For the time being, two-step methods, particularly those based on biological models and permitting statistical tests of topologies in a likelihood framework (e.g., Liu, Yu & Edwards, 2010), are useful tools to incorporate coalescent information into species tree inference.
Detection and incorporation of violations of the MSC into phylogenomic inferences.
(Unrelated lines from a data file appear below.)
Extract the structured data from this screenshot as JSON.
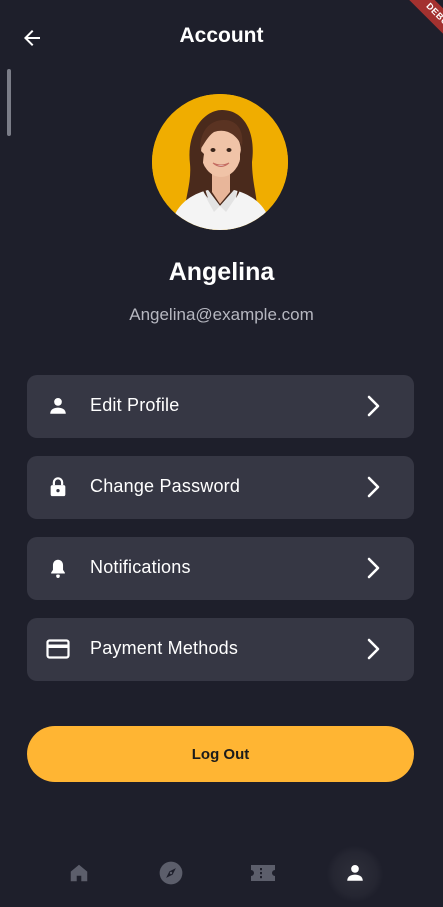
{
  "header": {
    "title": "Account",
    "debug_label": "DEBUG"
  },
  "profile": {
    "name": "Angelina",
    "email": "Angelina@example.com"
  },
  "menu": [
    {
      "label": "Edit Profile",
      "icon": "person-icon"
    },
    {
      "label": "Change Password",
      "icon": "lock-icon"
    },
    {
      "label": "Notifications",
      "icon": "bell-icon"
    },
    {
      "label": "Payment Methods",
      "icon": "credit-card-icon"
    }
  ],
  "logout": {
    "label": "Log Out"
  },
  "bottom_nav": [
    {
      "name": "home",
      "icon": "home-icon",
      "active": false
    },
    {
      "name": "explore",
      "icon": "compass-icon",
      "active": false
    },
    {
      "name": "tickets",
      "icon": "ticket-icon",
      "active": false
    },
    {
      "name": "account",
      "icon": "person-icon",
      "active": true
    }
  ],
  "colors": {
    "background": "#1e1f2b",
    "card": "#363744",
    "accent": "#ffb533",
    "avatar_bg": "#f0ad00",
    "muted_text": "#b6b7c0",
    "nav_inactive": "#5c5e6b"
  }
}
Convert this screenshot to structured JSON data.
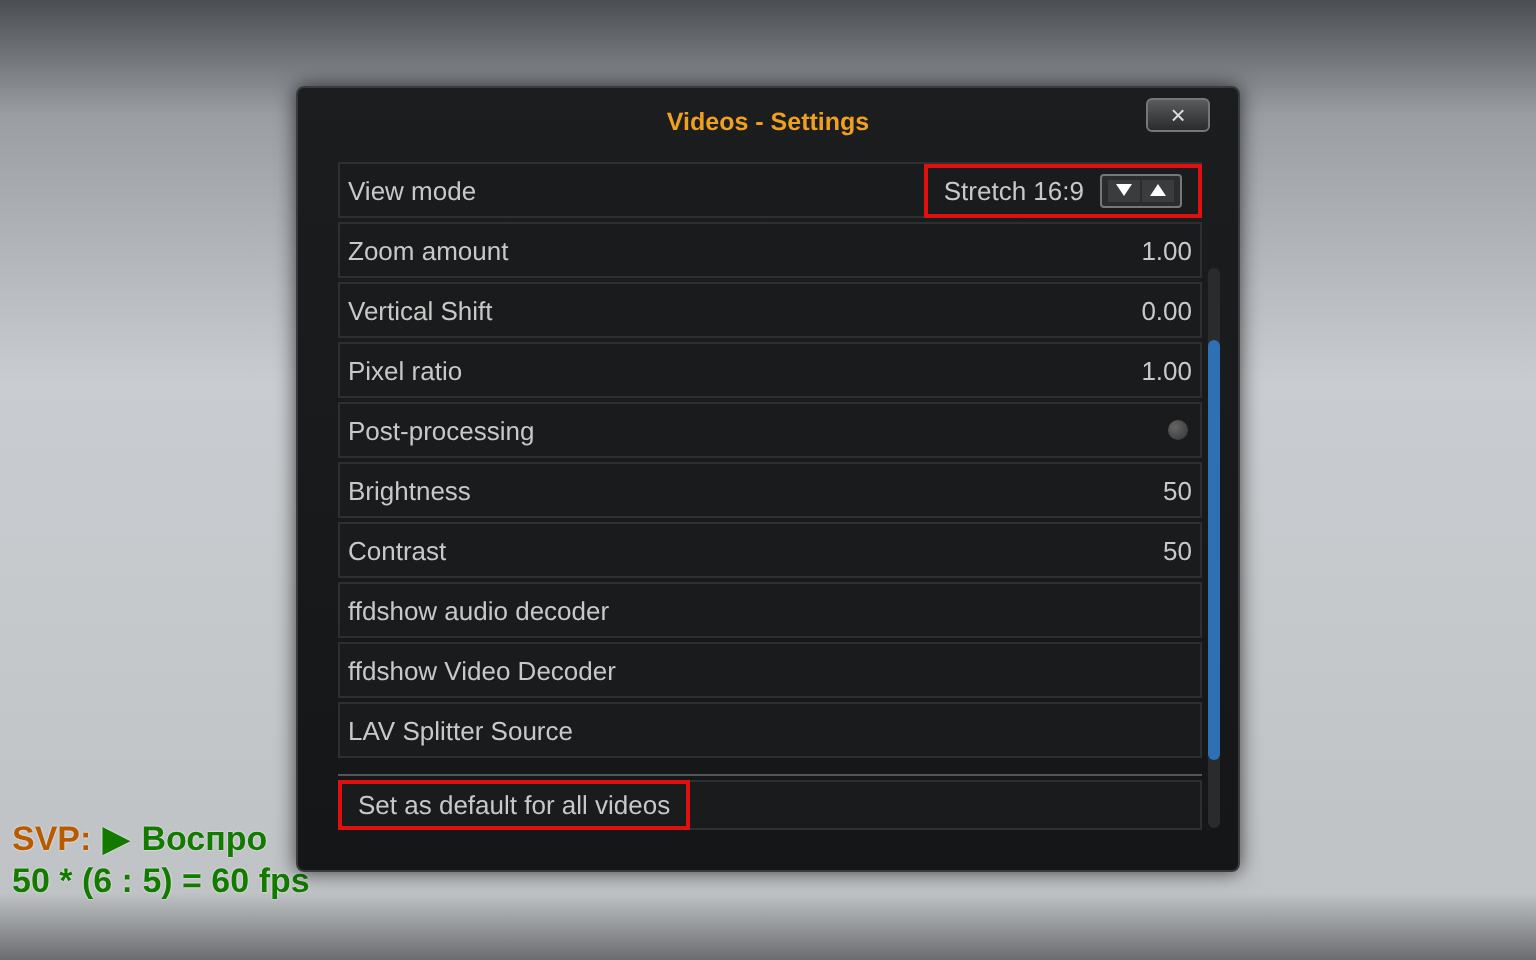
{
  "osd": {
    "label": "SVP:",
    "play_symbol": "▶",
    "status": "Воспро",
    "rate": "50 * (6 : 5) = 60 fps"
  },
  "dialog": {
    "title": "Videos - Settings",
    "close": "×",
    "rows": [
      {
        "kind": "spin",
        "label": "View mode",
        "value": "Stretch 16:9",
        "annotated": true
      },
      {
        "kind": "value",
        "label": "Zoom amount",
        "value": "1.00",
        "annotated": false
      },
      {
        "kind": "value",
        "label": "Vertical Shift",
        "value": "0.00",
        "annotated": false
      },
      {
        "kind": "value",
        "label": "Pixel ratio",
        "value": "1.00",
        "annotated": false
      },
      {
        "kind": "toggle",
        "label": "Post-processing",
        "on": false,
        "annotated": false
      },
      {
        "kind": "value",
        "label": "Brightness",
        "value": "50",
        "annotated": false
      },
      {
        "kind": "value",
        "label": "Contrast",
        "value": "50",
        "annotated": false
      },
      {
        "kind": "button",
        "label": "ffdshow audio decoder",
        "annotated": false
      },
      {
        "kind": "button",
        "label": "ffdshow Video Decoder",
        "annotated": false
      },
      {
        "kind": "button",
        "label": "LAV Splitter Source",
        "annotated": false
      }
    ],
    "footer": {
      "label": "Set as default for all videos",
      "annotated": true
    }
  }
}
Extensions of the MSC should seek the inference of reticulate evolutionary histories (i.e., multispecies network coalescent; Yu et al., 2014; Wen et al., 2016) by simultaneously incorporating violations of the MSC (e.g., Wen & Nakhleh, 2018 (reticulation and ILS); Jones, Sagitov & Oxelman, 2013 (allopolyploidy)). Inference methods dealing with GDL and recombination are of high priority.
Further development of conceptual approaches aimed at detecting and quantifying different underlying biological processes of phylogenetic history (e.g., Jones, 2018 (ILS and migration), Blischak et al., 2018 (hybridization), Hibbins & Hahn, 2018 (direction and timing of introgression), Sousa et al., 2017 (ILS and GDL), Li et al., 2018 (recombination rates)). As proposed by Degnan (2018), using the MSC as a null model within a model selection approach can be a powerful tool to identify violations of the MSC and to deepen our understanding of the biological consequences of these processes.
Models that integrate phylogenomics and comparative analyses Integrating different phylogenetic signals into comparative analyses. Methods and models should attempt to incorporate gene tree incongruence into macroevolutionary models of character evolution. Similarly, integrative studies aiming at unraveling character evolution at the molecular, phenotypic, and clade levels.
Understanding the genomic bases of character evolution in species trees vs. gene trees. Methods that estimate phenotype-genotype associations incorporating heterogeneity across gene trees or that at least take into account differential state probabilities stemming from gene tree discordance (e.g., Guerrero & Hahn, 2018). Similarly, extensions of the MSC for quantitative traits that take into account genealogical heterogeneity represent a promising avenue for research and implementation (e.g., Mendes et al., 2018).
Best practices for building the ToL Increasing the number of species represented in the ToL while ensuring reproducibility and encouraging community participation Natural history museums must be central players for providing and analyzing genome-scale data. Genetic resources and specimen collections are fundamental for allowing the acquisition of data for extinct and poorly accessible species. Open access community initiatives must continue to be relevant repositories of the ToL. Adequate methods for curation of data and analytical tools must continue to be a high priority.
DOI: 10.7717/peerj.6399/table-2

Supplemental Information

Table S1: Information on number of species, number of loci, and data set size contained in 164 phylogenomic data sets.

Each row represents a data set included in Fig. 2. For further details on how this table was built, please see section “Compilation of data in Table S1” in the Supplementary Material.

DOI: 10.7717/peerj.6399/supp-1

Supplementary Materials: The compilation of data contained in Table S1 and in Fig. 2.

DOI: 10.7717/peerj.6399/supp-2